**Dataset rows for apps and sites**
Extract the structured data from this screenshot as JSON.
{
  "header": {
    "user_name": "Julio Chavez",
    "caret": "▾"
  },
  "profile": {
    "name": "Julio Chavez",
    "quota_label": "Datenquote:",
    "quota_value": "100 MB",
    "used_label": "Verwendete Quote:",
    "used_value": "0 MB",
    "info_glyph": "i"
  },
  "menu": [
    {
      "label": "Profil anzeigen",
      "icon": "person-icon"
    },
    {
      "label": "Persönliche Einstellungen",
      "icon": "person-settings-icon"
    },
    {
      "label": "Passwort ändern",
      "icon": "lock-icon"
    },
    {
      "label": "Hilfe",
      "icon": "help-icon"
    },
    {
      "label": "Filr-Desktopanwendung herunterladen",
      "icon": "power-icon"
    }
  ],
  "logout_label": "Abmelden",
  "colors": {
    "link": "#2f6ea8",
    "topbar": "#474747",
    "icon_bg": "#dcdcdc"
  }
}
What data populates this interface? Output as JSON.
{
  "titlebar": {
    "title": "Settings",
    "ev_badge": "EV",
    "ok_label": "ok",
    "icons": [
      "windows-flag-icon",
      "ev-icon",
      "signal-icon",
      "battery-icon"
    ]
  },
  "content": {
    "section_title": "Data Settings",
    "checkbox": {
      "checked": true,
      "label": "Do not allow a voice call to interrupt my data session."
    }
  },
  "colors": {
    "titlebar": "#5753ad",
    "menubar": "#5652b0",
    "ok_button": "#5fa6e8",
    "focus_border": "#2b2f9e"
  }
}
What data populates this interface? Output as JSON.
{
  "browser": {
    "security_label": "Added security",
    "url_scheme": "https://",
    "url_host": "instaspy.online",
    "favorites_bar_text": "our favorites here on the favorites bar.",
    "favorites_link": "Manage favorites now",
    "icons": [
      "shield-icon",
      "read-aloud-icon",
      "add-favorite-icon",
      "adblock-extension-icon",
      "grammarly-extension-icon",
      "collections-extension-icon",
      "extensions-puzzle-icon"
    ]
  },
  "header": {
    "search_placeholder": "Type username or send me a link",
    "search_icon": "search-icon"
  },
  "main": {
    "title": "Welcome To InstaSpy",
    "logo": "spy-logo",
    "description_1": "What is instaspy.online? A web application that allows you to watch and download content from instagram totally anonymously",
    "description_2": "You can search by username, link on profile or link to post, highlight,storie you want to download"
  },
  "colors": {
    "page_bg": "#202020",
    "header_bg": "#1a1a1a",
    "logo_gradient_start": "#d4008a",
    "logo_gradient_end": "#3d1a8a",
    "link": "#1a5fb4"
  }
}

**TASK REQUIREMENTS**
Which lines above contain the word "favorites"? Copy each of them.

**ANSWER BOX**
    "favorites_bar_text": "our favorites here on the favorites bar.",
    "favorites_link": "Manage favorites now",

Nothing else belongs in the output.